How to make your MacBook Pro run cooler
smcFanControl to the rescue
Love your oh-so-quiet MacBook or MacBook Pro but hate the heat it puts out? Quite apart from the sheer discomfort of it, an overly hot MacBook may be to blame for the random shutdowns quite a few users have reported, now hopefully fixed with Apple's latest SMC Firmware update. Enter utility smcFanControl, a tool to help you take control of your Mac's temperature...
I came across smcFanControl while reading a software Pick of the Week posting on Mac OS X Hints the other week. I downloaded it, but didn't get round to giving it a try. Later, I saw it mentioned again, this time in a DailyTech report, so I decided to take it for a spin.
The metaphor's apt. smcFanControl, written by Hendrik Holtmann, taps into the cooling-fan control code integrated into Intel-based Mac laptops and Minis to specify how fast they rotate under normal operation. By default, Apple keeps the fans running slowly, presumably because its likes its machines to play quietly. Fine, but as Reg Hardware has written before, it's an approach that makes for quite a toasty computing experience.

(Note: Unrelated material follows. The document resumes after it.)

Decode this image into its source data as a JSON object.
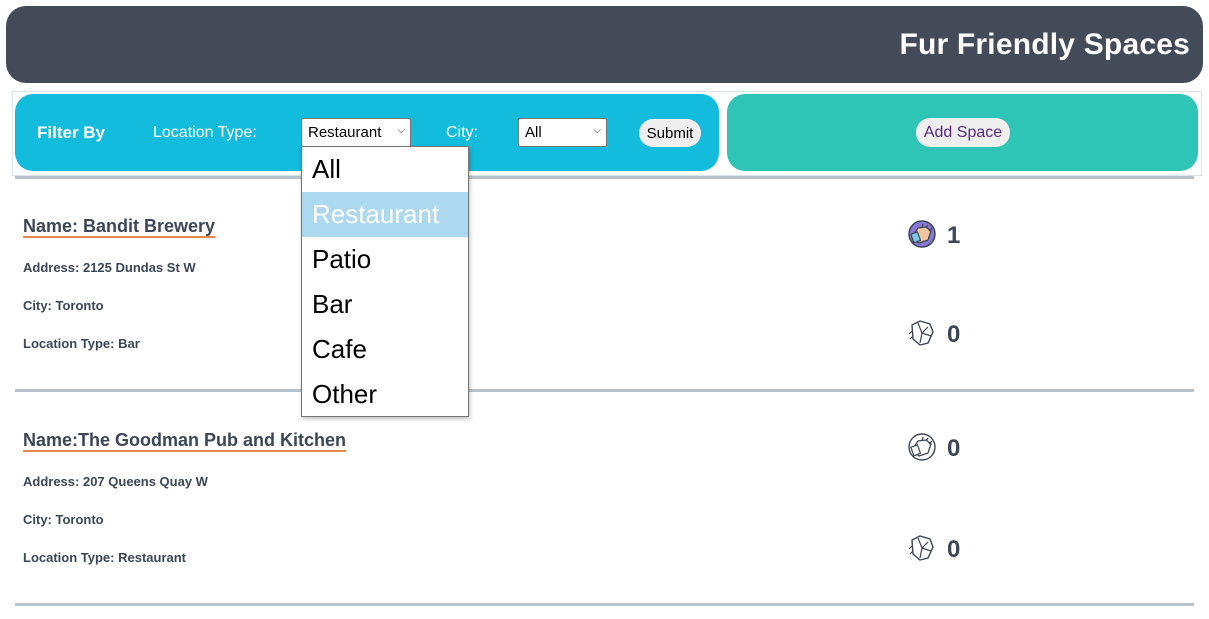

Alas, Apple itself provides no way of overriding its choice, so it's left to third-party coders like Hendrik to provide Mac users with a tool to let us decide how noisy our notebook should be in order to prevent our wrist-rests getting too hot to handle.

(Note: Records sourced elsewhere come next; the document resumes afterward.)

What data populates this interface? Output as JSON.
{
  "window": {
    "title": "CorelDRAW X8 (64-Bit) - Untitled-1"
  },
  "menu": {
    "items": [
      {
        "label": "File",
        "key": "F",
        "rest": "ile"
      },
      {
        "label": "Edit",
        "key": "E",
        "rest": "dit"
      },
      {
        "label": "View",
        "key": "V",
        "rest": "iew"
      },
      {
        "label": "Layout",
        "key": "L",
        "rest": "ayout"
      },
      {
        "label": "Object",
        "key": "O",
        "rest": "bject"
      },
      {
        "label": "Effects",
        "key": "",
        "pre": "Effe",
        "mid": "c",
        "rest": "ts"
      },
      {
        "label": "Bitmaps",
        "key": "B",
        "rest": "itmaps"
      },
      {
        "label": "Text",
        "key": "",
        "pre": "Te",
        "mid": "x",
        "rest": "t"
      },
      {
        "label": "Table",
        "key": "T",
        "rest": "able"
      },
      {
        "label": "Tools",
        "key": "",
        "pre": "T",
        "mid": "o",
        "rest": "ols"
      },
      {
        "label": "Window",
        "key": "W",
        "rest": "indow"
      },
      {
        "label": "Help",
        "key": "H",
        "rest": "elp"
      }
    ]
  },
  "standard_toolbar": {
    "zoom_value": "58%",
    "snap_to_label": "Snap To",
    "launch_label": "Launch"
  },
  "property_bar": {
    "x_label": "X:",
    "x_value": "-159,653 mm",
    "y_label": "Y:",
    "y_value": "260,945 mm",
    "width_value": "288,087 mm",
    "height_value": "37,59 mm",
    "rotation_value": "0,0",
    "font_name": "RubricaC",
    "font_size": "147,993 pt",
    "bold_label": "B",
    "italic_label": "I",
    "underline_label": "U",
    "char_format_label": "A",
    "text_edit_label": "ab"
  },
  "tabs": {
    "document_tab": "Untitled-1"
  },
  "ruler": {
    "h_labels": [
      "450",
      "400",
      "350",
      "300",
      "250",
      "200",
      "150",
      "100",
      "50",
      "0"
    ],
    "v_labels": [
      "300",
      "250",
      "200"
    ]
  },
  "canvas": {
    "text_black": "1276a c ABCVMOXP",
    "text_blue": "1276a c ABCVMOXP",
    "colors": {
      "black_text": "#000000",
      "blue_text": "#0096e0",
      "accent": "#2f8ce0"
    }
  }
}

Personally, I don't mind a hot machine - anything's better than the racket you get from desktop-class cooling fans. But that's my choice - other mobile-computer owners, particularly those who regularly use their laptops on the part of the anatomy for which they were named, may prefer to trade a little audio irritation for knees less singed.
smcFanControl monitors both of the fans found in current MacBook and MacBook Pros. The software tells you how fast they're currently running and lets you adjust them up or down anywhere between 1000rpm and 6000rpm, individually or as one. And the Mac will always up the speed of the fans automatically if it needs to, unless you're already running them at maximum.

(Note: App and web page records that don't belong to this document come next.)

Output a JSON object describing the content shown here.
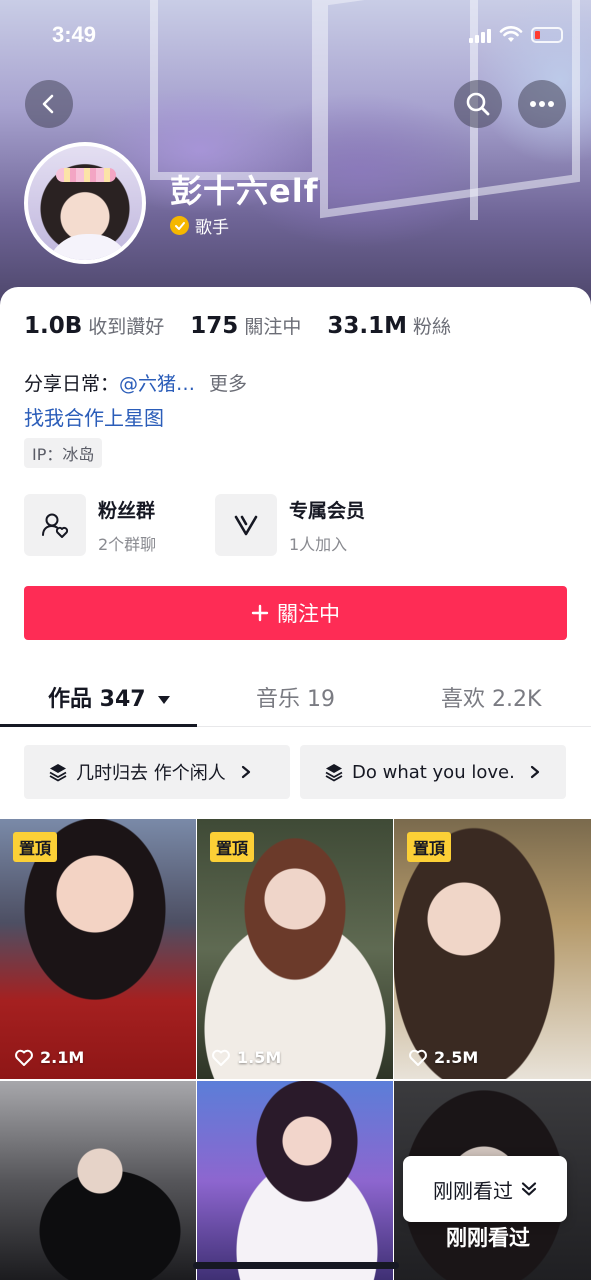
{
  "status_bar": {
    "time": "3:49"
  },
  "profile": {
    "name": "彭十六elf",
    "verified_title": "歌手",
    "stats": [
      {
        "value": "1.0B",
        "label": "收到讚好"
      },
      {
        "value": "175",
        "label": "關注中"
      },
      {
        "value": "33.1M",
        "label": "粉絲"
      }
    ],
    "bio_prefix": "分享日常：",
    "bio_mention": "@六猪…",
    "bio_more": "更多",
    "bio_link": "找我合作上星图",
    "ip_location": "IP：冰岛"
  },
  "features": [
    {
      "title": "粉丝群",
      "subtitle": "2个群聊",
      "icon": "fan-group-icon"
    },
    {
      "title": "专属会员",
      "subtitle": "1人加入",
      "icon": "membership-v-icon"
    }
  ],
  "follow_button": {
    "label": "關注中",
    "color": "#fe2c55"
  },
  "tabs": [
    {
      "label": "作品 347"
    },
    {
      "label": "音乐 19"
    },
    {
      "label": "喜欢 2.2K"
    }
  ],
  "collections": [
    {
      "label": "几时归去 作个闲人"
    },
    {
      "label": "Do what you love."
    }
  ],
  "videos": [
    {
      "pinned": "置頂",
      "likes": "2.1M"
    },
    {
      "pinned": "置頂",
      "likes": "1.5M"
    },
    {
      "pinned": "置頂",
      "likes": "2.5M"
    },
    {},
    {},
    {}
  ],
  "recent_popup": {
    "label": "刚刚看过"
  },
  "recent_overlay_label": "刚刚看过",
  "colors": {
    "accent": "#fe2c55",
    "link": "#2b5db9",
    "pin_badge": "#fcd036"
  }
}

You set the speed using a slider control, but if you need a more precise value to can simply type it in. Hit the Apply button and you should notice the change almost immediately, both from the sound the machine makes - or not - and from the casing interior temperature read-out smcFanControl presents.
There are some limitations: the settings smcFanControl applies don't persist past shutdowns or sleep. Sleep is particularly a problem: if you have the fan speed set high, it's much more noticeable how long it stays running after the lid has closed.
To be fair, these are Mac issues rather than smcFanControl deficiencies. The utility can be set to automatically re-set the fan to your preferred minimum each time it's run, and if it's left open, smcFanControl will detect a recovery from sleep and again re-set the fan speed accordingly. And you can easily add the app to the list of apps that Mac OS X starts automatically.
With my MacBook Pro's fans set to the 1,000rpm default, I get an interior temperature of around 54°C. Drive the fans at 6,000rpm and the temperature very quickly fell to 46-47°C. With a little experimentation, I settled on 2,000rpm as a good point to get the temperature down to around 49-50°C without offending my ears.
Crucially, smcFanControl allows you to experiment and find the balance that's right for you. DailyTech editor Tuan Ngyen, for example, found his MacBook Pro to be bearable at last for on-knee usage when the fans were set to run at 3,500rpm, but even at 2,000rpm, my own machine was much more comfortable for me.
You can download smcFanControl here. ®
Sponsored: The threats from within